Page:Popular Science Monthly Volume 2.djvu/259

From Wikisource
Jump to navigation Jump to search
This page has been validated.

rails, sheath-metal, and wire; the casting of iron, zinc, and alloys of copper, into various objects; the spinning and weaving of various fibres, flax, cotton, jute, to be-come materials of greater value; also the manufacturing of paper from rags, of horn into combs, and of bristles into brushes—all these operations belong to this section.

Chemical technology, on the other hand, as Dr. Wagner observes, "deals with the operations by which the raw material is not only changed in its form, but especially as regards its nature; such, for instance, is the case with the extraction of metals from their ores; the conversion of lead into white-lead and sugar of lead (acetate of lead); the conversion of sulphate of baryta into chloride of barium and baryta white (permanent or Chinese white); the conversion of cryolite into sulphate of alumina, alum, and soda; the conversion of rock-salt into sulphate and carbonate of soda; the conversion of carnollite and kainite into chloride and bromide of potassium, sulphate and carbonate of potassa; the conversion of copper into verdigris and sulphate of copper; the manufacture of paraffin, and paraffin or crystal oils from peat, Boghead coal, and lignite; the preparation of kelp and iodine from sea-weeds; the manufacture of stearine-candles (stearic acid properly) and soap from oils and fats; the preparation of sugar and alcohol from starch the conversion of alcohol into vinegar; the brewing of beer from barley and hops; the manufacture of pig-iron into malleable iron (puddling process), and the conversion of malleable iron into steel; the production of gas, coke, and tar from coals; the extraction from the tar of such substances as benzol, carbolic acid, aniline, anthracen, asphalte, naphthaline; the preparation of tar-colors, as rosaniline, aniline blue, Manchester yellow, Magdala red, alizarine, iodine green, picric acid, etc."

These illustrations of the scope and character of chemical technology give also an idea of the quality and range of Dr. Wagner's book.
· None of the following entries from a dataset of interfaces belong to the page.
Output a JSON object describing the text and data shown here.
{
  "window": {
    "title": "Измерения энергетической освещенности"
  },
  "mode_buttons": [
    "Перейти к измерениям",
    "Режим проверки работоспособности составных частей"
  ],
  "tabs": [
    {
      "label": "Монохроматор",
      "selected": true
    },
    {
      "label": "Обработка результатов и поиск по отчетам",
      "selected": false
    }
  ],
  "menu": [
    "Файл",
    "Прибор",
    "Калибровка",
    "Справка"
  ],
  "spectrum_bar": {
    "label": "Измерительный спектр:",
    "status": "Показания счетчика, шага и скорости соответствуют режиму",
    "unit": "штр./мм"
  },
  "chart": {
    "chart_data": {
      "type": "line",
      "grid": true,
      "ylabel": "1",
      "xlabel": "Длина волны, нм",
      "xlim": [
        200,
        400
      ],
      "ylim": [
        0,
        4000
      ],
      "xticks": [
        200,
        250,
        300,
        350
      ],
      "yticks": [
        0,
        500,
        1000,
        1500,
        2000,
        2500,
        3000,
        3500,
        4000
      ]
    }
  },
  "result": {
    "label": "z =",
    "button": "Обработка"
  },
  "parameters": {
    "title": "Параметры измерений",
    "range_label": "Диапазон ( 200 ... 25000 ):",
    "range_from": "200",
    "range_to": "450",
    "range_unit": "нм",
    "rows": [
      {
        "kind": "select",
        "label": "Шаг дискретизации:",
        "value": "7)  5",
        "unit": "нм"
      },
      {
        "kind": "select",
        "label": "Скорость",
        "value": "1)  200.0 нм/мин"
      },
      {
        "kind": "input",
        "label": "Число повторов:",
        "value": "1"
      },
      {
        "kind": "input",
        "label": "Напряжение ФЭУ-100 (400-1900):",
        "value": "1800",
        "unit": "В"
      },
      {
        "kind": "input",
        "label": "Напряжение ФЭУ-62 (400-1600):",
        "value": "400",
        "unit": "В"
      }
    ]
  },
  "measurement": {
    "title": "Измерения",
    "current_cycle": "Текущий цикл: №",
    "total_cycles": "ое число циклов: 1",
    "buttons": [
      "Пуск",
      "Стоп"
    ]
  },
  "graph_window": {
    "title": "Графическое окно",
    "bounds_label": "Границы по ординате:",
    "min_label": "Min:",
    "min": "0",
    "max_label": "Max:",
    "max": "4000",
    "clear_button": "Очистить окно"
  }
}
For twenty years he has held an eminent position in Germany as an authority upon technology, and his voluminous annual reports upon the subject have been the standards of reference in regard to its progress. The first edition
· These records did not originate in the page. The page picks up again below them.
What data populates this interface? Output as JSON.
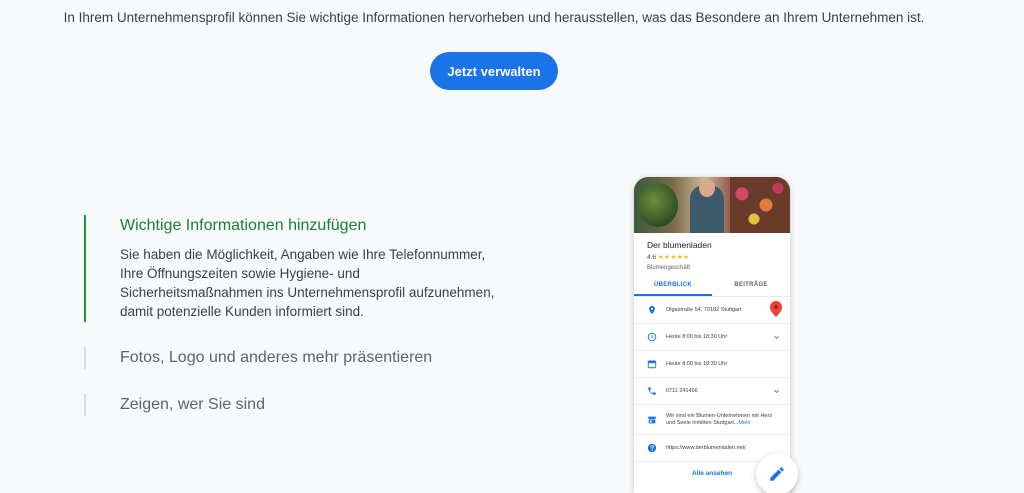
{
  "intro_text": "In Ihrem Unternehmensprofil können Sie wichtige Informationen hervorheben und herausstellen, was das Besondere an Ihrem Unternehmen ist.",
  "cta_label": "Jetzt verwalten",
  "accordion": [
    {
      "title": "Wichtige Informationen hinzufügen",
      "body": "Sie haben die Möglichkeit, Angaben wie Ihre Telefonnummer, Ihre Öffnungszeiten sowie Hygiene- und Sicherheitsmaßnahmen ins Unternehmensprofil aufzunehmen, damit potenzielle Kunden informiert sind.",
      "active": true
    },
    {
      "title": "Fotos, Logo und anderes mehr präsentieren",
      "active": false
    },
    {
      "title": "Zeigen, wer Sie sind",
      "active": false
    }
  ],
  "phone": {
    "business_name": "Der blumenladen",
    "rating": "4.6",
    "stars": "★★★★★",
    "category": "Blumengeschäft",
    "tabs": [
      "ÜBERBLICK",
      "BEITRÄGE"
    ],
    "active_tab": "ÜBERBLICK",
    "rows": {
      "address": "Olgastraße 54, 70182 Stuttgart",
      "hours1": "Heute 8:00 bis 18:30 Uhr",
      "hours2": "Heute 8:00 bis 18:30 Uhr",
      "phone": "0711 241466",
      "description": "Wir sind ein Blumen-Unternehmen mit Herz und Seele inmitten Stuttgart...",
      "description_more": "Mehr",
      "website": "https://www.derblumenladen.net/"
    },
    "see_all": "Alle ansehen"
  },
  "colors": {
    "accent": "#1a73e8",
    "active_green": "#188038",
    "star": "#fbbc04",
    "pin": "#ea4335"
  },
  "icons": [
    "location-icon",
    "clock-icon",
    "calendar-icon",
    "phone-icon",
    "store-icon",
    "globe-icon",
    "map-pin-icon",
    "edit-pencil-icon"
  ]
}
of the present hand-book was published in 1850; and the eighth edition, which appeared last year, is now translated, and is the first that appears in English. The volume is a compact cyclopædia of the most recent and accurate knowledge on a wide range of practical subjects, and will be of great value to the industrial and manufacturing interests of the country.
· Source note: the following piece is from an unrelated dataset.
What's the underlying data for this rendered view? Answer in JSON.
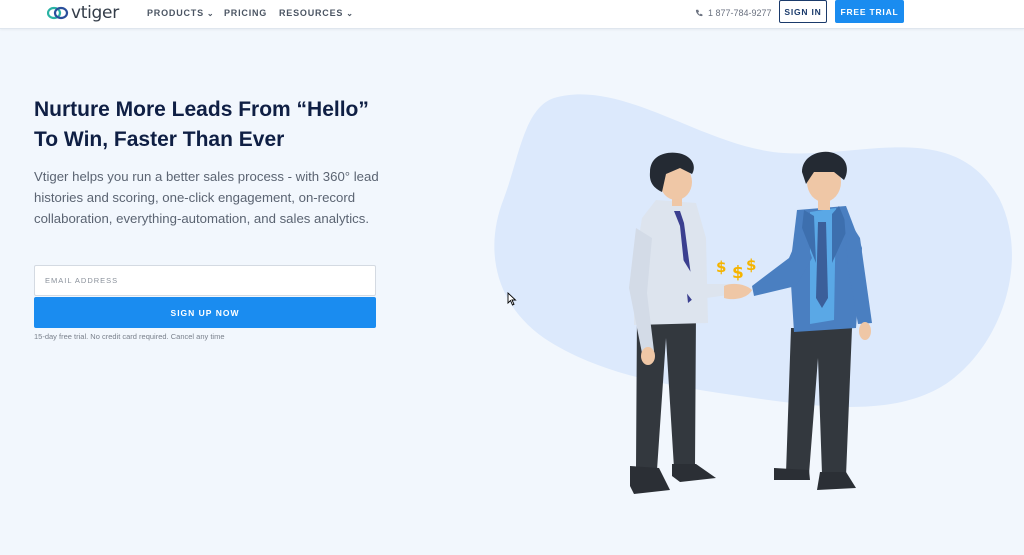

The Great Problem: The Higher Ministry of Nature viewed in the Light of Modern Science and as an Aid to Advanced Christian Philosophy. By John R. Leifchild, A.M., author of "Our Coal-Fields and our Coal-Pits," "Cornwall: Its Mines and Miners," etc., etc. With an introduction by Howard Crosby, D.D., LL.D., Chancellor of the University of New York. 543 pages. George P. Putnam & Sons.

Mr. Leifchild's book, entitled "The Higher Ministry of Nature," has been re-published by the Putnams, who have appropriately prefixed to it the title "The Great Problem." The general aim of the author, who is a semi-preacher and semi-geologist of London, is to show that the higher teachings of Nature confirm true religious faith instead of subverting it; but he feels it incumbent upon him to go into all the controverted questions of the time in theology, metaphysics, and science, and is equally ready in the treatment of theism, pantheism, the unknowable, Spinozism, Darwinism, evolution, morals, the correlation of forces, protoplasm, and other knotty matters too numerous to mention.

The American volume comes well commended to the public. A gentleman high in the honors of scholarship, and the responsibilities of education, and who presides over our metropolitan university, has prepared a compact and telling introduction to Mr. Leifchild's volume, in which he assures us that it is a work that strips off disguises and goes to the core of things. His decisive views are put in a narrow compass, so that we are happily enabled to give them complete to the readers of the Monthly. If any should happen to think that the volume lacks point and incisiveness, they will find this quality eminently supplied in the chancellor's brief prologue. When, however, he calls for a thousand such books, we